Some students think colleges review applicants alphabetically. Others believe they are in direct competition with high school classmates who apply to the same college.
But what really does happen after you apply?
1. You’re assigned to an admissions rep
At many schools, an admissions officer is assigned a territory. The admissions officers will make visits to high schools in their territories and review admission applications, says Bruce Hammond, co-author of several Fiske college guides.
“Most people envision a committee sitting around and arguing about it,” Hammond says. “In reality, most institutions are more clear-cut than that.”
Most schools have a second reader consider applications. A dean may have the final word. Only applications that are considered borderline are brought before a committee, Hammond says.
2. They collect your application’s pieces
Heath Einstein used to review applications as an admissions officer for George Washington University in Washington, D.C. Now he is director of college counseling at Solomon Schechter School of Westchester in New York.
At George Washington, Einstein did not begin reviewing an application until all the materials were submitted. If a transcript or recommendation were missing, Einstein would start by calling the college counselor. If necessary, he would e-mail a student and follow up with a phone call.
You can breathe easy—Einstein says admissions officers won’t trash your app just because a document is missing. “We never deactivated a student until several attempts of contacting them,” he says.
3. Admissions reviews your app
As an admissions rep, Einstein didn’t use cutoffs like SAT scores or GPAs to reject students. Instead, he says he tried to take a more holistic approach to learning about a student.
Public universities may place more emphasis on grades and test scores as cutoff points. And Hammond says most admissions officers aren’t interested in your extracurricular activities unless you were in a leadership role.
Only 7.5 percent of colleges consider extracurricular activities of “considerable importance” in the application process, according to the National Association for College Admission Counseling.
In the same survey, extracurricular activities rank behind grades, test scores, class rank, essay or writing sample, counselor recommendation, teacher recommendation and interview.
Instead, admissions officers are looking for students who form a well-rounded freshman class. “There are some students who have special talents that fit into categories the university needs,” Hammond says. “Any time you’re in an underrepresented category, you have a better chance,” he says. “If you’re from Wyoming and you’re applying to a school on the East Coast, you may have a slightly better chance than someone from New Jersey.”
4. You wait
Hammond recommends waiting several weeks for word from the admissions office that they’ve received your materials. If you don’t receive a response, he recommends sending a professional e-mail asking whether your materials were received.

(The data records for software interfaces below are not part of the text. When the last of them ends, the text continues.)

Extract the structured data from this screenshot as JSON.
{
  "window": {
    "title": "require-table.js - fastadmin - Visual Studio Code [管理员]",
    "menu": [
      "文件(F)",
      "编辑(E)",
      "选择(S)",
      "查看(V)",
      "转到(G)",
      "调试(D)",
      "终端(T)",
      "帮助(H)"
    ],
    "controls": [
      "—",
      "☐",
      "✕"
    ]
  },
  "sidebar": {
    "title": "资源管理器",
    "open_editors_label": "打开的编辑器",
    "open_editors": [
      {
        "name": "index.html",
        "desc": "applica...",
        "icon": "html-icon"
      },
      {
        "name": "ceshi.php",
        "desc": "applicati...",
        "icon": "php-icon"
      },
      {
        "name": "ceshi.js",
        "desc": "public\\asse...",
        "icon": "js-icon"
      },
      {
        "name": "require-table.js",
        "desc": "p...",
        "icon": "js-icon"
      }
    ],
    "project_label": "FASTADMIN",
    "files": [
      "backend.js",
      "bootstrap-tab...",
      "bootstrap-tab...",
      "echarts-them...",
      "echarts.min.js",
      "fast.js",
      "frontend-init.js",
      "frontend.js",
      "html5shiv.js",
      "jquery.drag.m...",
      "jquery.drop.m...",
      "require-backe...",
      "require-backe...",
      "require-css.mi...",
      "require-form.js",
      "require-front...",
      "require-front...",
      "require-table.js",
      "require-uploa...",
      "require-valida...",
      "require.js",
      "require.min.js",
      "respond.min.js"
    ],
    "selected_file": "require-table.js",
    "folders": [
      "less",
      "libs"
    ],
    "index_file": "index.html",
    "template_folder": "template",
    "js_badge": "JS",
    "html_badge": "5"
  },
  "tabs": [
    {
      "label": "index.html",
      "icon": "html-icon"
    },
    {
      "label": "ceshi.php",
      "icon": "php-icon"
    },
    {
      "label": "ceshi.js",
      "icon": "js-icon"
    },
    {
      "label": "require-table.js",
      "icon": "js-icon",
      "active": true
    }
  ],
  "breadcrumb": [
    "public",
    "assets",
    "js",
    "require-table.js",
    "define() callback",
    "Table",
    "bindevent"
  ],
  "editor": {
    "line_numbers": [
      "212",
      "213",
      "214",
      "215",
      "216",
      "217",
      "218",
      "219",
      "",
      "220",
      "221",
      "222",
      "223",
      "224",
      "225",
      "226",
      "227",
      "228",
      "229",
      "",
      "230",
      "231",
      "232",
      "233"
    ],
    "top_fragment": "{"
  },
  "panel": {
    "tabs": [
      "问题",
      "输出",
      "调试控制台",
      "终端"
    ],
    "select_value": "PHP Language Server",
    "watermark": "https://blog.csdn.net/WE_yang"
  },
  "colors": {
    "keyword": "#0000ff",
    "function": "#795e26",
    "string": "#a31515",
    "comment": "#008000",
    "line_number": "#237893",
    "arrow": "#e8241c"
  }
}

A professional e-mail might also serve as a reminder to the admissions officer. Hammond says that the admissions officer who visits your school is many times the one who reads your application. He recommends sending an e-mail before you apply to thank the admissions officer for their visit and say how you look forward to applying.
5. They make a decision
Because the college admissions process can be subjective, Einstein urges students not to take rejections personally. “It’s important for them to recognize that even though they may be admissible, they may not be admitted,” he says.
Instead, Einstein encourages students to be patient with the process. Every admissions office has its own procedure.
“In some instances, they are reading 20,000 applications—and these things take time,” he says.
Make over your e-mail before applying!
Attention SoccerGurl76, TallDude81 and SeniorHottie8: It’s time for a new e-mail address.
Heath Einstein, director of college counseling for Solomon Schechter School of Westchester in New York, says a professional e-mail address is a must.
Your e-mail address should be your first and last name or first initial and last name. That’s it. Also clean up your MySpace and Facebook accounts.
“We want our kids to be wary about what they’re saying about themselves,” Einstein says.
Next Steppers talk back:
Q: What do you wish you didn’t have to do to apply to college?
A: Fill out so many applications. But in the end, they’re all worth it. —Latifah A. is a sophomore at Selma High School in Selma, Ala.
A: I think the application process is necessary. I want the opportunity to show colleges why I believe I’m the top candidate! —Tracey Ogagba is a senior at Alief Taylor High School in Houston
A: I wish that the applications were more streamlined. —Jordan Schwartz is from Marietta, Ga., and goes to Atlanta Girls’ School
A: All the forms and financial aid information gets a little heavy to handle. Plus, all the college vocabulary terms, like “EFC,” can get confusing. —Jessica Meoni is a senior at West Scranton High School in Pennsylvania
A: I wish I didn’t have to send in my high school transcript. Like any other typical high schooler, freshman year was my laid back year. —Juliun L. Kinsey is a junior at the Academy of Business Administration at W.T. Loften High School in Gainesville, Fla.
A: I wish you didn’t need to have a certain GPA. Just because you may have had a low GPA in high school doesn’t mean you can’t turn yourself around in college. —Kristina Barbaro is a senior at Medford High School in Medford, Mass.
A: I wish I didn’t have to write the essay or pay the fee. The essay because I don’t like that the choice is based on a few words that I write. The fee because some of us don’t have a lot of money. —Alejandra Mendez is a student at Johnson & Wales University